  • Develop a long-term strategic business plan.
  • Evaluate/facilitate/negotiate a merger or acquisition.
  • Help a mid-career surgeon rethink professional goals.
  • Mediate partner conflicts.

John B. Pinto is OSN Practice Management Section Editor. Disclosure: Pinto reports no relevant financial disclosures.

COUNTER

Keep practices lean

Francis W. Price Jr., MD
Francis W. Price Jr.

Consultants can be helpful for a variety of issues, many of which are self-limited or narrow in scope, such as coding, marketing, billing or training staff. Setting the management course for your practice, however, would be a major and potentially unlimited endeavor depending on whether the consultants stay on board to manage the practice or just give advice and help change the direction.

PAGE BREAK

My first year in practice was with an ophthalmologist who used an outside management firm to run his practice. For someone who enjoyed a lavish lifestyle, including how he had run his office, this was probably a good decision, and it isolated him from having to be “responsible” for decisions regarding staff. However, it added an extra layer of cost to his business. Most solo physicians have been able to manage and direct their practices efficiently and cost-effectively.

There are times even in successful practices when one may need to have outside help in setting a management course. I think the most common situations are when a partner is brought into a solo practice, a group practice has a departure of a leader(s) who had directed and held the group together, or a group reaches an impasse regarding what direction to take the management and control of the practice. In these situations, outside consultants can provide benchmarks and options for successfully accommodating and protecting all concerned parties.

What is an appropriate buy-in and/or buyout? What are different options for governance or compensation for management roles for physicians? How can you deal with a staff member who seems to be the square peg when everyone else is round? These issues can lead to sleepless nights and strained relationships.

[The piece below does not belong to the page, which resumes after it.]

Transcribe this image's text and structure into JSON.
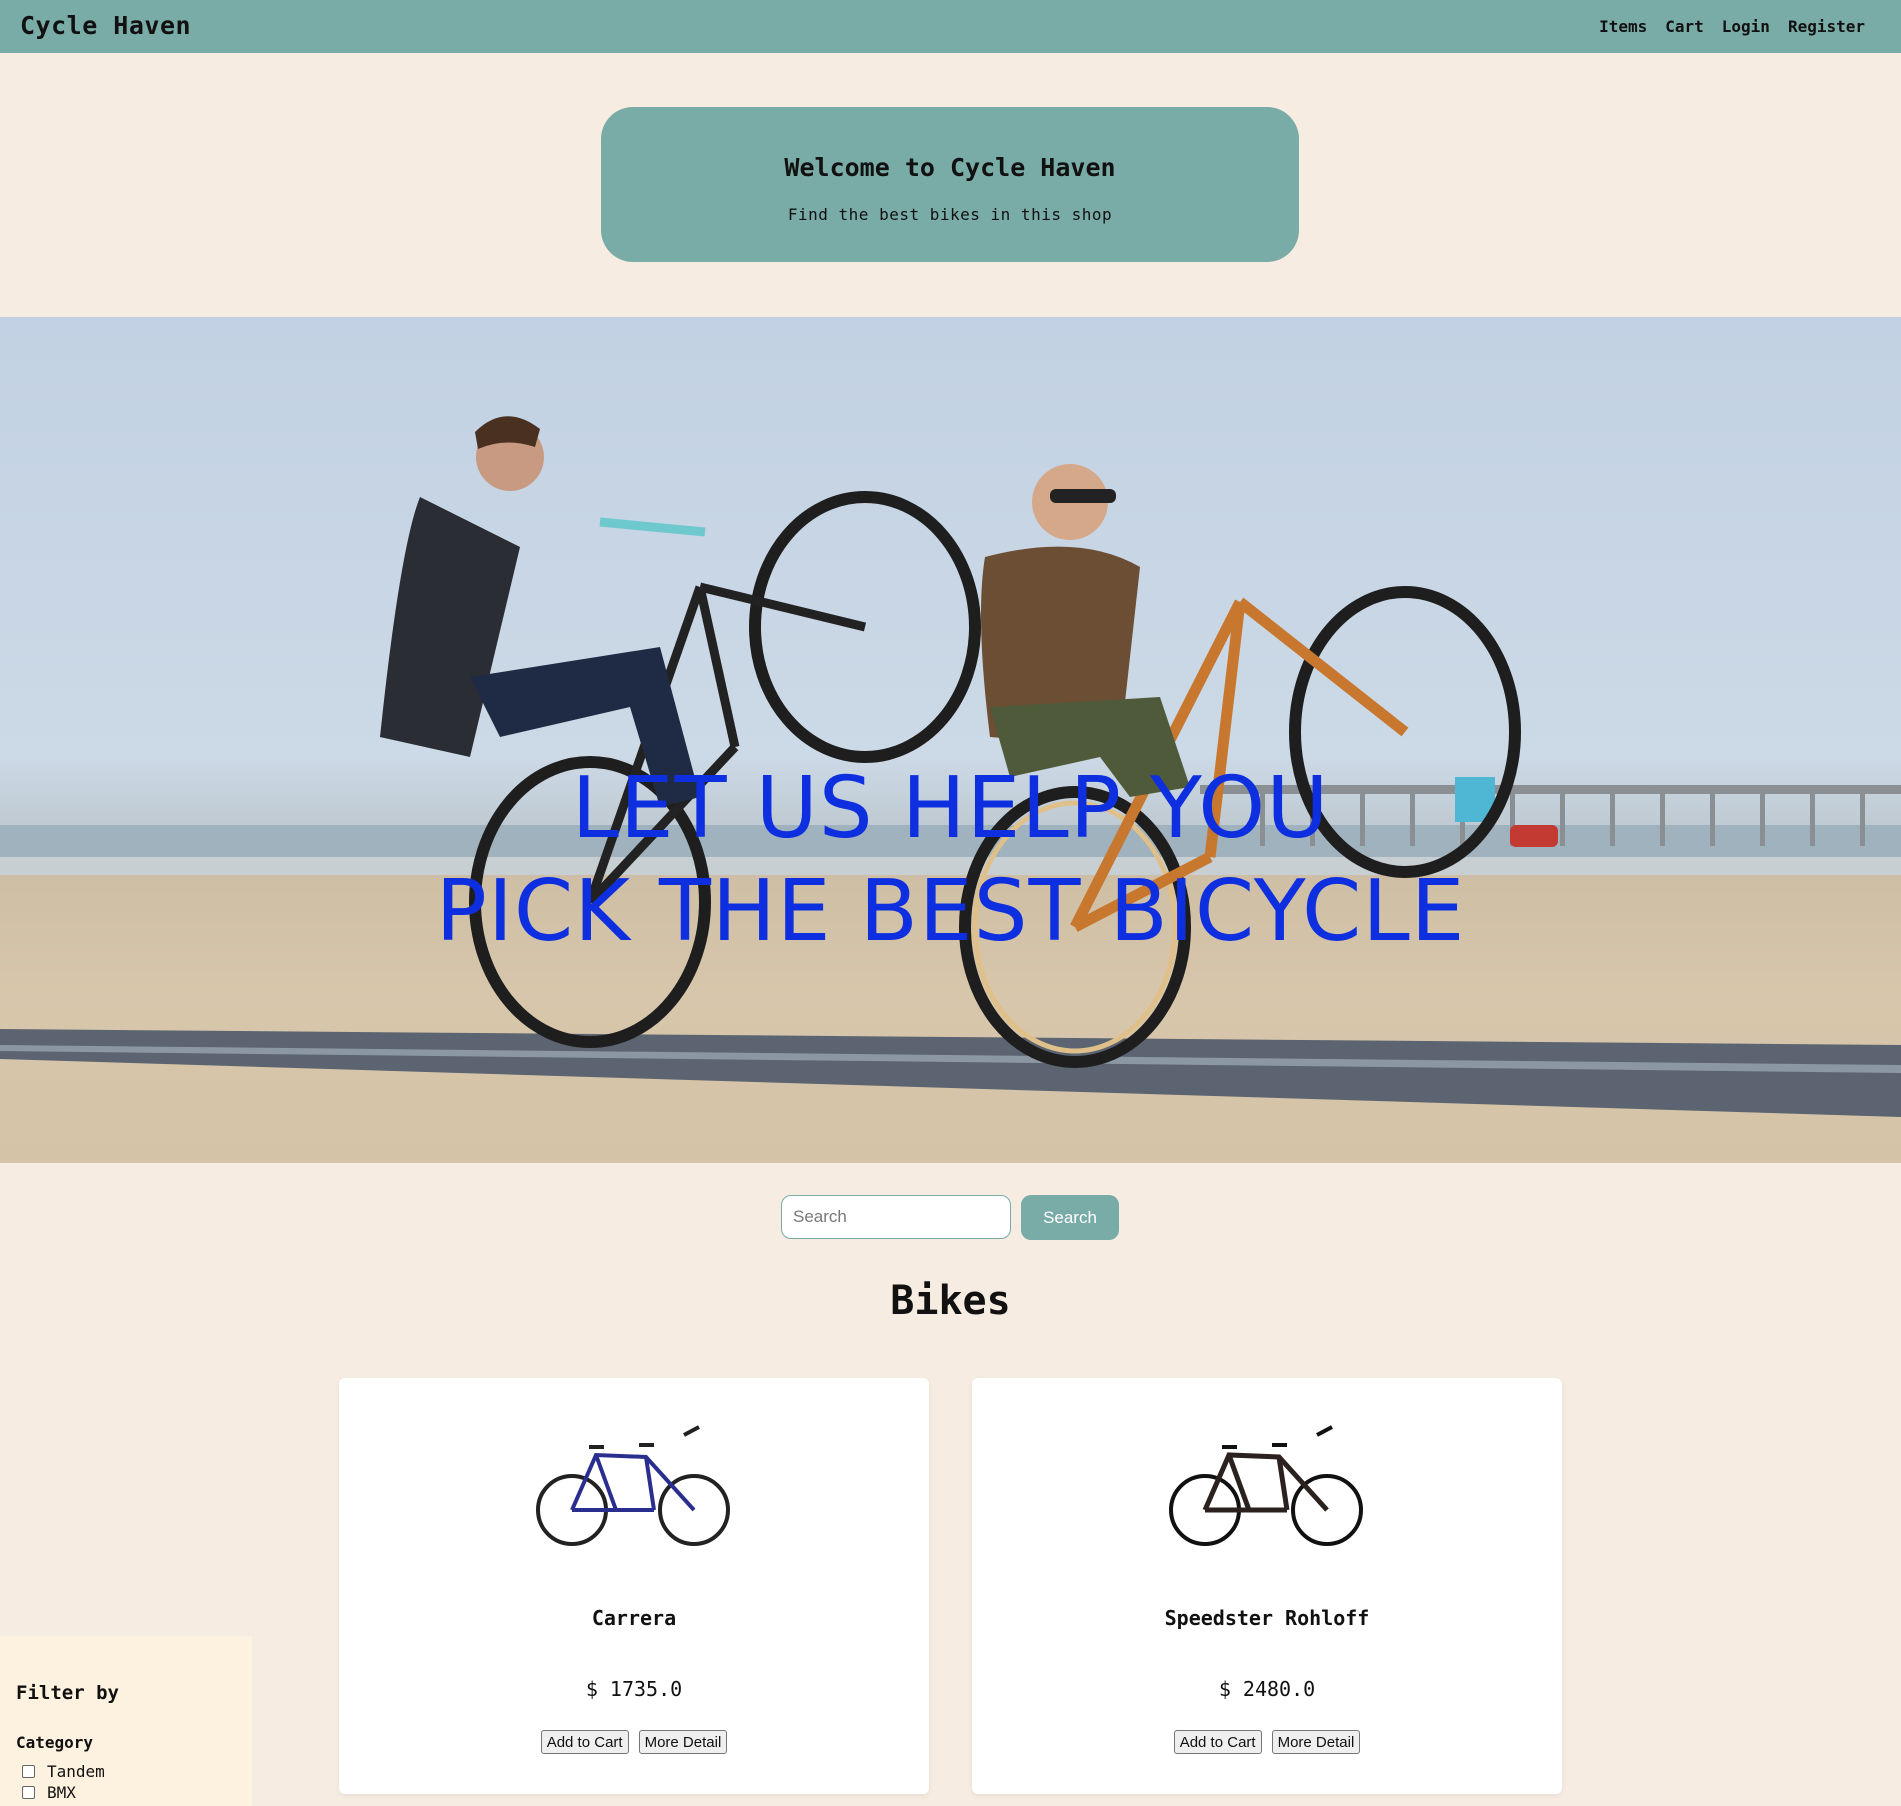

Overall, ophthalmology has been much luckier than many other medical specialties in which physicians have had to become employees of hospitals or corporations. Especially for experienced physicians, these changes can be depressing and frustrating. Consultants may be needed more in the future for ophthalmology to keep practices lean and competitive as we see more corporate takeovers occur in both our profession and large segments of health care. What we do have in our favor is a tremendously growing need for eye care and a decreasing supply of ophthalmologists. This may bode well for both ophthalmologists and consultants.

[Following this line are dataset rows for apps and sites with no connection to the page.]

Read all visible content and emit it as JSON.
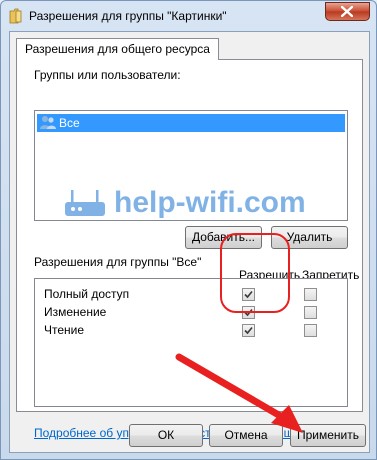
{
  "window": {
    "title": "Разрешения для группы \"Картинки\"",
    "icon": "folder-icon",
    "close_icon": "close-icon"
  },
  "tab": {
    "label": "Разрешения для общего ресурса"
  },
  "groups": {
    "label": "Группы или пользователи:",
    "items": [
      {
        "label": "Все",
        "icon": "users-icon",
        "selected": true
      }
    ],
    "add_button": "Добавить...",
    "remove_button": "Удалить"
  },
  "watermark": {
    "text": "help-wifi.com",
    "icon": "router-icon"
  },
  "permissions": {
    "label": "Разрешения для группы \"Все\"",
    "col_allow": "Разрешить",
    "col_deny": "Запретить",
    "rows": [
      {
        "name": "Полный доступ",
        "allow": true,
        "deny": false
      },
      {
        "name": "Изменение",
        "allow": true,
        "deny": false
      },
      {
        "name": "Чтение",
        "allow": true,
        "deny": false
      }
    ]
  },
  "link": {
    "text": "Подробнее об управлении доступом и разрешениях"
  },
  "footer": {
    "ok": "ОК",
    "cancel": "Отмена",
    "apply": "Применить"
  },
  "colors": {
    "selection": "#3399ff",
    "link": "#0066cc",
    "annotation": "#e82020"
  }
}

Francis W. Price Jr., MD, is an OSN Cornea/External Disease Board Member. Disclosure: Price reports no relevant financial disclosures.